Little is known about what may have inspired J. Chriswick to design Guyana’s 1972 “Youman Nabi” postage stamp using the apt motif of a simple handshake. The handshake is a universal symbol of trust, acceptance, dignity and heartfelt respect. This is why a Muslim might instinctively touch his chest (heart) with his right hand after a handshake, even with a person of another faith.
From the early days of our country’s independence, Youman Nabi sometimes referred to as Milad An-Nabi, which marks the birth anniversary of Prophet Muhammad, was adopted as a national holiday. Contrary to the Ministry of Education’s Grade Five, term 2 social studies worksheet, Muslims “do not” celebrate the death anniversary of Prophet Muhammad; may the peace and blessings of God be upon him.

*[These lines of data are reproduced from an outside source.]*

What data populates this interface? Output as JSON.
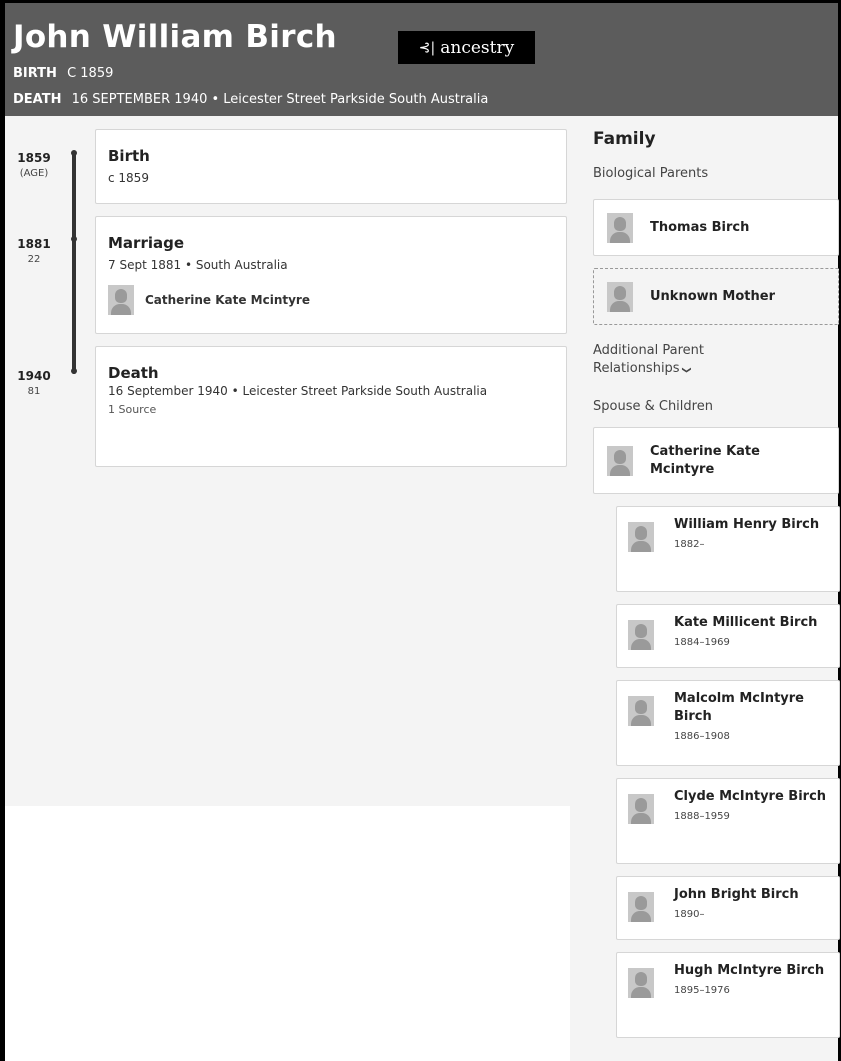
{
  "person": {
    "name": "John William Birch",
    "birth_label": "BIRTH",
    "birth_value": "C 1859",
    "death_label": "DEATH",
    "death_value": "16 SEPTEMBER 1940 • Leicester Street Parkside South Australia"
  },
  "logo": {
    "text": "ancestry",
    "icon": "leaf-icon"
  },
  "timeline": {
    "events": [
      {
        "year": "1859",
        "age": "(AGE)",
        "title": "Birth",
        "details": "c 1859"
      },
      {
        "year": "1881",
        "age": "22",
        "title": "Marriage",
        "details": "7 Sept 1881 • South Australia",
        "person": "Catherine Kate Mcintyre"
      },
      {
        "year": "1940",
        "age": "81",
        "title": "Death",
        "details": "16 September 1940 • Leicester Street Parkside South Australia",
        "sources": "1 Source"
      }
    ]
  },
  "family": {
    "title": "Family",
    "parents_label": "Biological Parents",
    "father": "Thomas Birch",
    "mother": "Unknown Mother",
    "additional_label": "Additional Parent Relationships",
    "spouse_label": "Spouse & Children",
    "spouse": "Catherine Kate Mcintyre",
    "children": [
      {
        "name": "William Henry Birch",
        "years": "1882–"
      },
      {
        "name": "Kate Millicent Birch",
        "years": "1884–1969"
      },
      {
        "name": "Malcolm McIntyre Birch",
        "years": "1886–1908"
      },
      {
        "name": "Clyde McIntyre Birch",
        "years": "1888–1959"
      },
      {
        "name": "John Bright Birch",
        "years": "1890–"
      },
      {
        "name": "Hugh McIntyre Birch",
        "years": "1895–1976"
      }
    ]
  },
  "colors": {
    "header_bg": "#5c5c5c",
    "panel_bg": "#f4f4f4",
    "logo_bg": "#000000"
  }
}
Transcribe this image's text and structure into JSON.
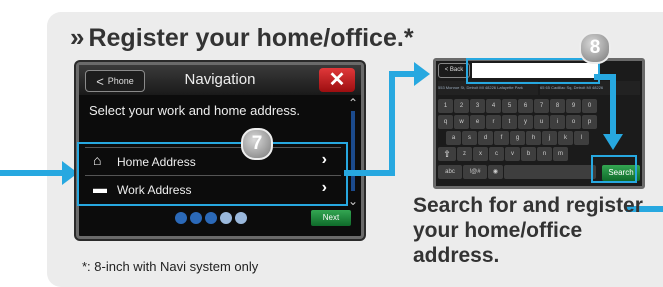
{
  "heading": {
    "chevron": "»",
    "text": "Register your home/office.*"
  },
  "nav_screen": {
    "back_label": "Phone",
    "back_arrow": "<",
    "title": "Navigation",
    "close_glyph": "✕",
    "prompt": "Select your work and home address.",
    "rows": [
      {
        "icon": "home-icon",
        "icon_glyph": "⌂",
        "label": "Home Address",
        "go_glyph": "›"
      },
      {
        "icon": "briefcase-icon",
        "icon_glyph": "▬",
        "label": "Work Address",
        "go_glyph": "›"
      }
    ],
    "scroll_up": "⌃",
    "scroll_down": "⌄",
    "page_dots": 5,
    "next_label": "Next"
  },
  "step_badges": {
    "step7": "7",
    "step8": "8"
  },
  "keyboard_screen": {
    "back_label": "< Back",
    "search_value": "",
    "suggestions": [
      "553 Monroe St, Detroit MI 48226 Lafayette Park",
      "65 65 Cadillac Sq, Detroit MI 48226"
    ],
    "rows": [
      [
        "1",
        "2",
        "3",
        "4",
        "5",
        "6",
        "7",
        "8",
        "9",
        "0"
      ],
      [
        "q",
        "w",
        "e",
        "r",
        "t",
        "y",
        "u",
        "i",
        "o",
        "p"
      ],
      [
        "a",
        "s",
        "d",
        "f",
        "g",
        "h",
        "j",
        "k",
        "l"
      ],
      [
        "⇧",
        "z",
        "x",
        "c",
        "v",
        "b",
        "n",
        "m"
      ],
      [
        "abc",
        "!@#",
        "◉"
      ]
    ],
    "search_label": "Search"
  },
  "footnote": "*: 8-inch with Navi system only",
  "description": "Search for and register your home/office address.",
  "colors": {
    "accent": "#27a8e0",
    "panel_bg": "#ececec",
    "close_red": "#c2191b",
    "next_green": "#1f8a3c"
  }
}
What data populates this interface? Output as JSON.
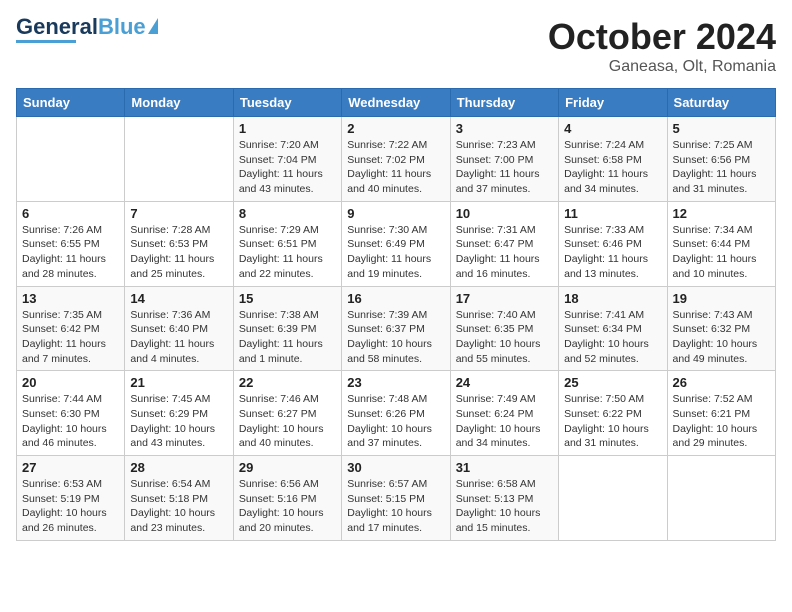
{
  "header": {
    "logo_general": "General",
    "logo_blue": "Blue",
    "month": "October 2024",
    "location": "Ganeasa, Olt, Romania"
  },
  "days_of_week": [
    "Sunday",
    "Monday",
    "Tuesday",
    "Wednesday",
    "Thursday",
    "Friday",
    "Saturday"
  ],
  "weeks": [
    [
      {
        "day": "",
        "info": ""
      },
      {
        "day": "",
        "info": ""
      },
      {
        "day": "1",
        "info": "Sunrise: 7:20 AM\nSunset: 7:04 PM\nDaylight: 11 hours and 43 minutes."
      },
      {
        "day": "2",
        "info": "Sunrise: 7:22 AM\nSunset: 7:02 PM\nDaylight: 11 hours and 40 minutes."
      },
      {
        "day": "3",
        "info": "Sunrise: 7:23 AM\nSunset: 7:00 PM\nDaylight: 11 hours and 37 minutes."
      },
      {
        "day": "4",
        "info": "Sunrise: 7:24 AM\nSunset: 6:58 PM\nDaylight: 11 hours and 34 minutes."
      },
      {
        "day": "5",
        "info": "Sunrise: 7:25 AM\nSunset: 6:56 PM\nDaylight: 11 hours and 31 minutes."
      }
    ],
    [
      {
        "day": "6",
        "info": "Sunrise: 7:26 AM\nSunset: 6:55 PM\nDaylight: 11 hours and 28 minutes."
      },
      {
        "day": "7",
        "info": "Sunrise: 7:28 AM\nSunset: 6:53 PM\nDaylight: 11 hours and 25 minutes."
      },
      {
        "day": "8",
        "info": "Sunrise: 7:29 AM\nSunset: 6:51 PM\nDaylight: 11 hours and 22 minutes."
      },
      {
        "day": "9",
        "info": "Sunrise: 7:30 AM\nSunset: 6:49 PM\nDaylight: 11 hours and 19 minutes."
      },
      {
        "day": "10",
        "info": "Sunrise: 7:31 AM\nSunset: 6:47 PM\nDaylight: 11 hours and 16 minutes."
      },
      {
        "day": "11",
        "info": "Sunrise: 7:33 AM\nSunset: 6:46 PM\nDaylight: 11 hours and 13 minutes."
      },
      {
        "day": "12",
        "info": "Sunrise: 7:34 AM\nSunset: 6:44 PM\nDaylight: 11 hours and 10 minutes."
      }
    ],
    [
      {
        "day": "13",
        "info": "Sunrise: 7:35 AM\nSunset: 6:42 PM\nDaylight: 11 hours and 7 minutes."
      },
      {
        "day": "14",
        "info": "Sunrise: 7:36 AM\nSunset: 6:40 PM\nDaylight: 11 hours and 4 minutes."
      },
      {
        "day": "15",
        "info": "Sunrise: 7:38 AM\nSunset: 6:39 PM\nDaylight: 11 hours and 1 minute."
      },
      {
        "day": "16",
        "info": "Sunrise: 7:39 AM\nSunset: 6:37 PM\nDaylight: 10 hours and 58 minutes."
      },
      {
        "day": "17",
        "info": "Sunrise: 7:40 AM\nSunset: 6:35 PM\nDaylight: 10 hours and 55 minutes."
      },
      {
        "day": "18",
        "info": "Sunrise: 7:41 AM\nSunset: 6:34 PM\nDaylight: 10 hours and 52 minutes."
      },
      {
        "day": "19",
        "info": "Sunrise: 7:43 AM\nSunset: 6:32 PM\nDaylight: 10 hours and 49 minutes."
      }
    ],
    [
      {
        "day": "20",
        "info": "Sunrise: 7:44 AM\nSunset: 6:30 PM\nDaylight: 10 hours and 46 minutes."
      },
      {
        "day": "21",
        "info": "Sunrise: 7:45 AM\nSunset: 6:29 PM\nDaylight: 10 hours and 43 minutes."
      },
      {
        "day": "22",
        "info": "Sunrise: 7:46 AM\nSunset: 6:27 PM\nDaylight: 10 hours and 40 minutes."
      },
      {
        "day": "23",
        "info": "Sunrise: 7:48 AM\nSunset: 6:26 PM\nDaylight: 10 hours and 37 minutes."
      },
      {
        "day": "24",
        "info": "Sunrise: 7:49 AM\nSunset: 6:24 PM\nDaylight: 10 hours and 34 minutes."
      },
      {
        "day": "25",
        "info": "Sunrise: 7:50 AM\nSunset: 6:22 PM\nDaylight: 10 hours and 31 minutes."
      },
      {
        "day": "26",
        "info": "Sunrise: 7:52 AM\nSunset: 6:21 PM\nDaylight: 10 hours and 29 minutes."
      }
    ],
    [
      {
        "day": "27",
        "info": "Sunrise: 6:53 AM\nSunset: 5:19 PM\nDaylight: 10 hours and 26 minutes."
      },
      {
        "day": "28",
        "info": "Sunrise: 6:54 AM\nSunset: 5:18 PM\nDaylight: 10 hours and 23 minutes."
      },
      {
        "day": "29",
        "info": "Sunrise: 6:56 AM\nSunset: 5:16 PM\nDaylight: 10 hours and 20 minutes."
      },
      {
        "day": "30",
        "info": "Sunrise: 6:57 AM\nSunset: 5:15 PM\nDaylight: 10 hours and 17 minutes."
      },
      {
        "day": "31",
        "info": "Sunrise: 6:58 AM\nSunset: 5:13 PM\nDaylight: 10 hours and 15 minutes."
      },
      {
        "day": "",
        "info": ""
      },
      {
        "day": "",
        "info": ""
      }
    ]
  ]
}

There is a great deal to celebrate about the life of Prophet Muhammad, and perhaps that’s why the leaders of the very divided United Sadr Islamic Anjuman, along with prominent scholars and Imams, unanimously agreed to petition the National Assembly to declare Youman Nabi as a national holiday.
Youman Nabi is observed according to the hijri calendar, which means that Muslims will gather at their local masjids on the 12th day of the third lunar month, known as Rabia’al Awwal, to recite poetry in honour of God and His Prophet. This genre of religious poetry is sometimes referred to as “qasidas”, which are customarily sung in the Urdu language. Today, one will likely hear qasidas being recited in Arabic, Persian and even English at gatherings across the country.

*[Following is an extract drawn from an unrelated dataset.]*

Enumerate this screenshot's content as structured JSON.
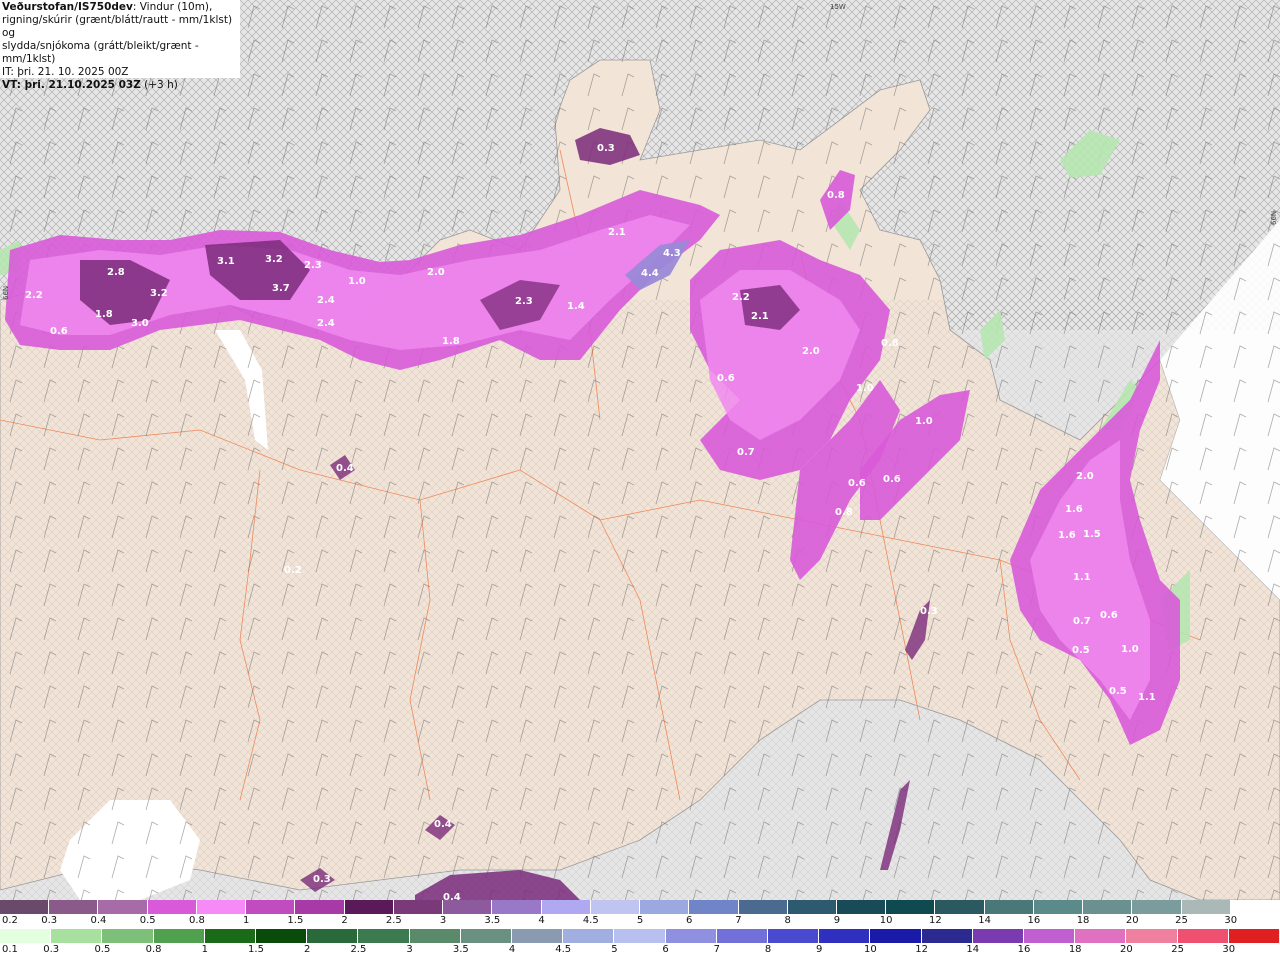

The Youman Nabi was once a major celebration that forged togetherness of purpose in faith and love. However, there has been a tamping down of the joy that normally permeates the occasion. Today, prominent Guyanese Muslim organizations and religious activists continue to wage a smear campaign against the Youman Nabi. Despite repeated demands, the naysayers have refused to put their objections in writing, making it impossible for anyone to properly respond. Instead, they whisper their disagreements in hushed tones behind closed institutional doors.
This is unfortunate because the Prophetic message of diversity and equity, his promotion of fairness, justice and equal opportunities for all regardless of race, class or ethnicity, is still relevant today as it was in the past. Whether in the 13 years he spent in Mecca or the 10 years in the city of Madina, the Prophet Muhammad demonstrated a firm commitment to creating an inclusive society.
The names of his illustrious companions don’t immediately reveal their ethnic identities, and neither should it matter. Needless to say, the Prophet’s community was not monolithic, nor was it a mono-cultural society.
Those closest to him were blessed women such as Umm Ayman, whose real name was Barakah, a Black woman. She buried the mother of the Prophet in Al-Abwah between Mecca and Madina and brought the six-year-old baby Muhammad back to Mecca, cradled in her arms. Sumayyah bint Khayyat was also a Black woman who was married to Yassir; both killed for believing and following Prophet Muhammad.
Miqdad ibn Amr from Hadramawt, Yemen and Abu Dharr from the tribe of Ghifar are described as brown-skinned. Julaybib, a companion with dwarfism, was beloved by Prophet Muhammad, and he buried him with his own hands. Eight converts, including a former Jewish Rabbi, migrated from Abyssinia to Madina to join the community of the Prophet. Salman al-Farsi was Persian, and Suhayb al-Rumi was from the heart of the Roman Empire. And lest we forget, Bilal, the tortured African and beloved companion of the Arabian Prophet, who not only called others to five daily prayers (muezzin), but was also the exchequer of Bait-ul-Maal, the most vital charitable institution in Madina. The list of Prophetic companions who enriched the community with their diversity includes Abu Nizar, the son of Najashi, Emperor of Abyssinia, who converted to Islam and migrated to Madina, where he became the caretaker of a garden owned by the prophetic household named al-Buyhaygha. His son, Nasr, accompanied the grandson of the Prophet when he left Madina. They were all tragically martyred at Karbala.
If some Muslims object to the singing of qasidas in Urdu, it might still be a good idea to utilize the holiday before losing it, if only to rejoice at the birth and reflect on the life of a Prophet whom God described in the Quran as a Messenger that “was sent as a mercy to all of mankind” and who “embodied the most perfect character.”